The East London Industrial Development Zone (ELIDZ) recently celebrated ten years since it was designated as one of the first IDZ’s in South Africa. Reflecting on the ten year journey ELIDZ CEO, Simphiwe Kondlo, said this journey had been both challenging and rewarding for the team behind the project.
“We were one of the first IDZs to be designated in South Africa. Key to our mandate was the attraction of strategic investments that would not only leverage existing regional and industrial strengths, but would further upgrade the province’s industrial landscape,” he said. Kondlo added that while there was still a lot to be achieved in this regard, the ELIDZ had made meaningful strides in this regard.
The ELIDZ has attracted R 3.7 billion worth of investment since it secured its first investor in 2005. To date 30 investors have been secured with 22 of these already operational in the zone. Five other investors are either constructing or commissioning their plants in the zone.
“The impact, however, is wider than just the zone. To date we have awarded R928 million worth of contracts to BBBEE enterprises and R281 million worth to qualifying SMMEs. We have transacted with more than 200 local companies with since inception and for us this indicates the extent to which we have extended our reach as a government entity,” said Kondlo.
The ELIDZ has also created various learnership opportunities and through its eMonti Science and Technology Park initiative is currently incubating over 75 small businesses in various sectors.
“In the initial days, our biggest challenge was to diversify the local economy which was dominated by the automotive sector. Today I am proud to say that – this too has been achieved. We currently have a number of sector manufacturing activity including agro-processing, aquaculture, mineral beneficiation, ICT and BPO as well as Transport and Logistics,” said Kondlo.
According to Kondlo, the journey has also had its few challenges. Amongst these has been the inadequate design and delivery of effective and legitimate enabling policy instruments to deliver real incentives for the IDZ programme.
There are currently no IDZ specific incentives and the only incentive which was linked to the IDZs was the Customs Controlled Area (CCA) benefit. Unfortunately this benefit , by last year, had still not been operationalised since inception due to a number of policy and operational issues between the various government stakeholders involved.
“The ELIDZ has played a pivotal role in the redesign and implementation of this incentive in partnership with SARS’s customs and excise unit and in 2011/12, we became the first IDZ to have a CCA pilot status and we are looking to consolidate this incentive and ensure maximum industry benefit from it,” he said.
Kondlo said these challenges made the mandate of South African front-runner IDZs, almost impossible. “There is a lot of criticism on the slow take off of the current IDZ and while the criticism is valid, it becomes important to note that very few IDZs globally have had to operate without incentives and enabling legislative framework,” he said.
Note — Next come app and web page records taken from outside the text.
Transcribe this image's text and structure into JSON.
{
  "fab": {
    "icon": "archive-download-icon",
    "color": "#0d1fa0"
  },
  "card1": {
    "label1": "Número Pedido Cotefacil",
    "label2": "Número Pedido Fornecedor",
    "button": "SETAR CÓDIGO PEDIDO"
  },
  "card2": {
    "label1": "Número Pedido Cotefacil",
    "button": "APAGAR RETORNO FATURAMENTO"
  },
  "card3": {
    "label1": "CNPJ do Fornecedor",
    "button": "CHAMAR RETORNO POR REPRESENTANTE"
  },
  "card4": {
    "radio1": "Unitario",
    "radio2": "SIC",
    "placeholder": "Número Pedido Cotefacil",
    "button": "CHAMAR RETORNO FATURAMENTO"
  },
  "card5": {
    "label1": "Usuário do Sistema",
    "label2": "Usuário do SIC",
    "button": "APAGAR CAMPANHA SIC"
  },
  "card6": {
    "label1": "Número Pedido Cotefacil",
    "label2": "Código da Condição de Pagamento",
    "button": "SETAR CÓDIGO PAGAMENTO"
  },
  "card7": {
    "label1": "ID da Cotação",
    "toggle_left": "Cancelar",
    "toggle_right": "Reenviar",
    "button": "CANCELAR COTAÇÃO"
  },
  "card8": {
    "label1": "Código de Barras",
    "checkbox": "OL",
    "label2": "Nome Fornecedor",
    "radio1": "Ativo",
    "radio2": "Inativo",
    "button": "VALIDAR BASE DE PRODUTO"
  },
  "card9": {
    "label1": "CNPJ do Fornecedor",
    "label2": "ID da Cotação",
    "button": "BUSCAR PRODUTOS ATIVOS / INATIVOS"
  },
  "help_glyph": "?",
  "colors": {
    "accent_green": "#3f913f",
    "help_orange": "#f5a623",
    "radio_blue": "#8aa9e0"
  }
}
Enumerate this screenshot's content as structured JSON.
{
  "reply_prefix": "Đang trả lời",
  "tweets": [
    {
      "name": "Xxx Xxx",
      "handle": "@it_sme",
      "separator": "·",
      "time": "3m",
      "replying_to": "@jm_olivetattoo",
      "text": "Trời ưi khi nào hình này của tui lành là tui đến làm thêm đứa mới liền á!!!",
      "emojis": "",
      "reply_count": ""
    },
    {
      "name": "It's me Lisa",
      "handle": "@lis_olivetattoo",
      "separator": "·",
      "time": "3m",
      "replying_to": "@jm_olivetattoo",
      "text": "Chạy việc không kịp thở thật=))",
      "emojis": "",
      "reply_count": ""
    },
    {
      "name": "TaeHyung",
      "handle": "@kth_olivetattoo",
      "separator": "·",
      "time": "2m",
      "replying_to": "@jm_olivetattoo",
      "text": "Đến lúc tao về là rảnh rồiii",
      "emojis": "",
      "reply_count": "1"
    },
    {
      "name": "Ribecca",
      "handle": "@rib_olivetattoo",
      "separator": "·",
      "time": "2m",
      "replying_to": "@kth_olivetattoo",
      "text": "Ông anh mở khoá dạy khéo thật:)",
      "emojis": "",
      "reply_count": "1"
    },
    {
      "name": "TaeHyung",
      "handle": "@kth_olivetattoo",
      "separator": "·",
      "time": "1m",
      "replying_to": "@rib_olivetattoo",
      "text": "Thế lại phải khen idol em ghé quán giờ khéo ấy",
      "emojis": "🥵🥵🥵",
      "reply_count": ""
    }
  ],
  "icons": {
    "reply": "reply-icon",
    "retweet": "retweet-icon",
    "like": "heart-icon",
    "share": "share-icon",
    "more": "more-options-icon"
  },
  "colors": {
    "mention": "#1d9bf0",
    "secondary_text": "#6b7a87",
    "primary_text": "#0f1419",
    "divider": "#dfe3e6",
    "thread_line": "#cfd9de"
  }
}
According to Kondlo, since the conceptualisation of the South African IDZ programme, the ELIDZ has become somewhat of a pioneer, walking with government in shaping the policy environment based on the practical lessons that have been learnt from interacting with investors.
“This pioneering role, however, has its disadvantages as well, including the inability to observe others’ mistakes or taking note of their precedents for success,” he said.
“We are hopeful that current discussions led by the Department of Trade and Industry, aimed at improving the legislative framework of Special Economic Zones within which the IDZs are categorized , will assist in increasing our competitiveness and as such accelerate our pace of attracting and bedding down investment for the zone,” he said.
He added that the proposed SEZ Bill was the first attempt at establishing a legislative framework that goes beyond the tenuous association with the Manufacturing Development Act. The proposed legislation recognises the need for both export-oriented zones that, like the ELIDZ, are linked to a port, and for inland zones, which are focused on niched outputs.
“By creating the necessary policies, setting in place proper legislative parameters, defining the required resources and garnering the support of parastatals and delivery agencies, government will have established the undiluted legitimacy of IDZs that is required to make us competitive,” Kondlo concluded.